It also found that immigrants generally have much more optimism about achieving the American dream than do African Americans, and that far fewer African Americans than either Asians or Hispanics believe that every American has an "equal opportunity to succeed."
Underscoring what survey officials called "unfair and ugly stereotypes" among American ethnic and minority groups, more than 40 percent of Hispanics and Asians said they were "generally afraid" of African Americans and associated them with crime.
A similarly high proportion of Hispanics and African Americans said most Asian business owners "do not treat us with respect," while one-third of Asians and half of African Americans said Latin American immigrants are "taking away jobs" and other benefits from the black community.
On the other hand, the telephone poll of 1,105 people in all 50 states, evenly divided among the three groups, found that they had a great deal in common, including strong feelings of patriotism and religious belief. Most significantly, more than 85 percent of responders from all three groups said they should "put aside their differences" and work together to help their communities.
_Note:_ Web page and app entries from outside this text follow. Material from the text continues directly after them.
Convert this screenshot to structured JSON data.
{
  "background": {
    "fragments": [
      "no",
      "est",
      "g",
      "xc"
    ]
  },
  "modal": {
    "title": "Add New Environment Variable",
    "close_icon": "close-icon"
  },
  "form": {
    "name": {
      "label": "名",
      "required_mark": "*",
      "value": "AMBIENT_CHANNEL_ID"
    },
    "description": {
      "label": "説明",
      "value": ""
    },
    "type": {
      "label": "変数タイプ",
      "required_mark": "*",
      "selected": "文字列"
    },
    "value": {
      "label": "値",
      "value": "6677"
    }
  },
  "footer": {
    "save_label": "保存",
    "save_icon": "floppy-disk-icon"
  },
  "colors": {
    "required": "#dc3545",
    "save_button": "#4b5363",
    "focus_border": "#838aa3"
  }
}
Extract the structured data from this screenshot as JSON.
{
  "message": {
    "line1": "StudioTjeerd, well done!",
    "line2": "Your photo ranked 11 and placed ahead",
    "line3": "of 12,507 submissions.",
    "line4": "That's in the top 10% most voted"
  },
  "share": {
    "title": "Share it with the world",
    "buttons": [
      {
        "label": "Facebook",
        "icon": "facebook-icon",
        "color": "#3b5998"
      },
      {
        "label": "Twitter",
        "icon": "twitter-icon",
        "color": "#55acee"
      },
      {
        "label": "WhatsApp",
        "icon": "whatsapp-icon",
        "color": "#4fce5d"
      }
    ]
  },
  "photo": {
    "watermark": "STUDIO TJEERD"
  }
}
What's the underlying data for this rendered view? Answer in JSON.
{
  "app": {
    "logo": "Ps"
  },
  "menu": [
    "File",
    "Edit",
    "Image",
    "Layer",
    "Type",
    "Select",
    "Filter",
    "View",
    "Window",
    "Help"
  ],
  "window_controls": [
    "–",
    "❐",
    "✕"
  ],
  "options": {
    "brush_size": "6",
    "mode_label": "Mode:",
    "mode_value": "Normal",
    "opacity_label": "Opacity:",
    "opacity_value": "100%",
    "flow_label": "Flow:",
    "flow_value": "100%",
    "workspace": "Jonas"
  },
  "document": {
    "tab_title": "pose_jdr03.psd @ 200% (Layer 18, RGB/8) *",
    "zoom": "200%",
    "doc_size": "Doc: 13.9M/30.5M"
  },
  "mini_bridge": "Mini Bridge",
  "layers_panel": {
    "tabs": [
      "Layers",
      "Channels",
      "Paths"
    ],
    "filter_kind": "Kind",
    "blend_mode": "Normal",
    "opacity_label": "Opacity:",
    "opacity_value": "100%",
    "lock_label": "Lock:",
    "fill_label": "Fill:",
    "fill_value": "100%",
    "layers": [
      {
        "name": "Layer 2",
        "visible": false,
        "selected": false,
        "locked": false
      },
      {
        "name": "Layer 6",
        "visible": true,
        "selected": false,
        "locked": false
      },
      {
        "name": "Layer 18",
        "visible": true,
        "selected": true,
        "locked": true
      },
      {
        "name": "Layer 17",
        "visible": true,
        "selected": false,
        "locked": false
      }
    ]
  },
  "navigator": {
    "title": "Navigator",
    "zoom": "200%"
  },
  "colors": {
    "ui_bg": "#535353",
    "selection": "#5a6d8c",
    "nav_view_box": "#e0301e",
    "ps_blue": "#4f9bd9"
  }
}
Sergio Bendixen, who presented the poll results at the National Press Club, said the fact that the three groups live in relative isolation from one another has contributed to the tensions and stereotypes, and that more personal and social interaction would do much to reduce the problem.
"If you share an afternoon of baseball and a barbecue, you are less likely to be afraid of people or think they came to steal your job," Bendixen said. He said the issue of inter-ethnic tensions in the United States was something "everyone knows about but everyone wants to sweep under the rug."
Richard Rodriguez, a California writer who spoke at the presentation, said he was glad to see that at a time of strong emotion and controversy about immigrants in the United States, immigrants responding to the survey expressed strong civic values and enthusiasm about succeeding in America.
"Americans have forgotten how much the immigrant brings to this country -- a basic optimism about the possibilities of changing and improving your life, as well as a noticeable patriotism," Rodriguez said.
Bendixen, commenting on the much lower degree of optimism and hope expressed by African Americans, said it could stem from their "more realistic" assessment of long-term prospects, and was also linked to their concerns about Hispanic newcomers. "If you are unhappy at home, you are less likely to like new neighbors coming in," he said.
Among the survey's more revealing findings was the high degree of social segregation that persists among immigrant groups as well as African Americans. A large proportion of all three groups said most of their friends were from their own ethnic or racial group.
Even larger percentages of Hispanics and African Americans said people in their church or school were from their group.
Dating patterns followed a similar path. More than 70 percent of Hispanics and Asians and 61 percent of African Americans said they had never dated someone outside their own group. That national finding contrasted sharply with a 2006 poll of California young people, also conducted by New America Media, where 65 percent of respondents said they had dated someone from a different race.
Still, despite their isolation and prejudices, the poll also found that the three groups had some positive opinions about each other. More than 58 percent of both African Americans and Asians said that Hispanic culture and values had "enriched the quality of life for all Americans."
And although a majority of responders in all three groups said there was "a lot of discrimination" against their community, more than 65 percent of Hispanics and Asians said that African Americans had helped all ethnic and racial groups by "leading the fight for civil rights and against discrimination."